How do they work? As the name suggests, filters stop some sounds from being produced while letting others play. The SubTractor's Filter panel has two tone controls: the Freq (frequency) fader and the Res (resonance) fader (Figure 5.24).
Figure 5.24. The Filter controls
The frequency fader controls the frequency at which harmonic content is cut off. This is sometimes called the cutoff frequency; it can be raised so it doesn't filter out an audible sound, or lowered so it only allows extremely low frequencies through.
By default, anything below the Freq fader position passes through the filter, and anything above the Freq fader position gets cut off. This kind of filter is called a low-pass filter, because low frequencies pass through it and high frequencies are filtered out.
Resonance is the part of the filter that amplifies sound. The Res fader follows the Freq fader and boosts sound at the cutoff frequencyemphasizing harmonics, or resonating.

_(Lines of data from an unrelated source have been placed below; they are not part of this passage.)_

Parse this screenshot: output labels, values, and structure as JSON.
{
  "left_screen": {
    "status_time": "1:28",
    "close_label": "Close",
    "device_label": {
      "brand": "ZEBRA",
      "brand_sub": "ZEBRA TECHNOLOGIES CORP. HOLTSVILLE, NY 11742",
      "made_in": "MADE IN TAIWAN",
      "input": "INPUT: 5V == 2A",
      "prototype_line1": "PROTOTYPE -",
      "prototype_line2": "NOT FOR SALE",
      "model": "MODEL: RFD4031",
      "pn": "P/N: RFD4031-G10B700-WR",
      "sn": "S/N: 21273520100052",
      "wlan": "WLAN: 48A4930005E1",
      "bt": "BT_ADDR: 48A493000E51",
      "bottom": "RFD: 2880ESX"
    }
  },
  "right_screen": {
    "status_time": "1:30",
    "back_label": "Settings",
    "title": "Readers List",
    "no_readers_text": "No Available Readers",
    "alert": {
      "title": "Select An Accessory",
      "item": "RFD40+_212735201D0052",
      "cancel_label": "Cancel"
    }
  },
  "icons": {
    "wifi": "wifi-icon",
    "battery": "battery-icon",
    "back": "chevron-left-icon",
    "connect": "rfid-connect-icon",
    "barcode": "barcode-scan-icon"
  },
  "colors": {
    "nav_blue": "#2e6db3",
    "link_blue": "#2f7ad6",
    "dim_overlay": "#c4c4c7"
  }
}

The Res fader has a range from 0 (no boost) to 127 (maximum). At maximum setting, the Res fader will boost certain harmonics so that additional tones get created.

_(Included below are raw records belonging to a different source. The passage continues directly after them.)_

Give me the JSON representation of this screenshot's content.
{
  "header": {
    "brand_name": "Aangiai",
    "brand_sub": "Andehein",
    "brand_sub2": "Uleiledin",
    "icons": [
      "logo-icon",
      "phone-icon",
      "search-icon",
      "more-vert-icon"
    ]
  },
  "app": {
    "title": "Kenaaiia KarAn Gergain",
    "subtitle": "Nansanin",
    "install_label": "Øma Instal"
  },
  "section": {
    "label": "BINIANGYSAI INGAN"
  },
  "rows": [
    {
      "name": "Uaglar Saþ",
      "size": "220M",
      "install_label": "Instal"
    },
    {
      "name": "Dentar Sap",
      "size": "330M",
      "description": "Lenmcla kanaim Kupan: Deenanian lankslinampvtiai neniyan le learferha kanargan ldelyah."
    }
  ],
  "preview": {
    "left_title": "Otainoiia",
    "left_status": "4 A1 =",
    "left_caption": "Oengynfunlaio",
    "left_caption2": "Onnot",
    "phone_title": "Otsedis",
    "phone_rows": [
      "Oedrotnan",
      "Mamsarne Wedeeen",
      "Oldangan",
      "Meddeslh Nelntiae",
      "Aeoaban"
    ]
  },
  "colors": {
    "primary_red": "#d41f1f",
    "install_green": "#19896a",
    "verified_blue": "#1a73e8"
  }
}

The SubTractor has two low-pass modes that cut off frequencies at different speeds. LP 12 mode fades frequencies gradually (12 dB per octave) and LP 24 fades them more sharply (24 dB per octave). How sharply frequencies cut off has a big effect on how the filters sound when they are resonating. For example, the LP 24 mode has a much more focused, sharp, pronounced resonance than the LP 12. You'll easily be able to hear this for yourself.
The SubTractor also has other types of filters: high-pass, band-pass, and notch.
Filters are more useful when used on tones with a lot of frequency content, such as sawtooth and square waves, and other bright sounds. Filters will have little if any effect on sine and triangle waveforms, which have almost no brightness at all.
Now let's hear what the filters sound like!
To adjust the low-pass filter
Now let's try some other filter types.
A band-pass (BP) filter allows only a band of frequencies through, creating a thin spike of sound. With this filter, increasing the Res fader boosts the spike, creating sharp harmonics.
To adjust the band-pass filter
The opposite of the band-pass filter is the notch filter: It drops out a band around the Freq fader, passing everything else through. (Notch has very little audible effect unless it's used in combination with Filter 2.)
With Notch, the Res fader narrows the band as it increases, lessening the effect (Figure 5.30). This can be difficult to hear and is most effective when the Freq fader is moving or when Filter 2 is enhancing the effect.
Figure 5.30. Here's how resonance works on a Notch filter.
To use the notch filter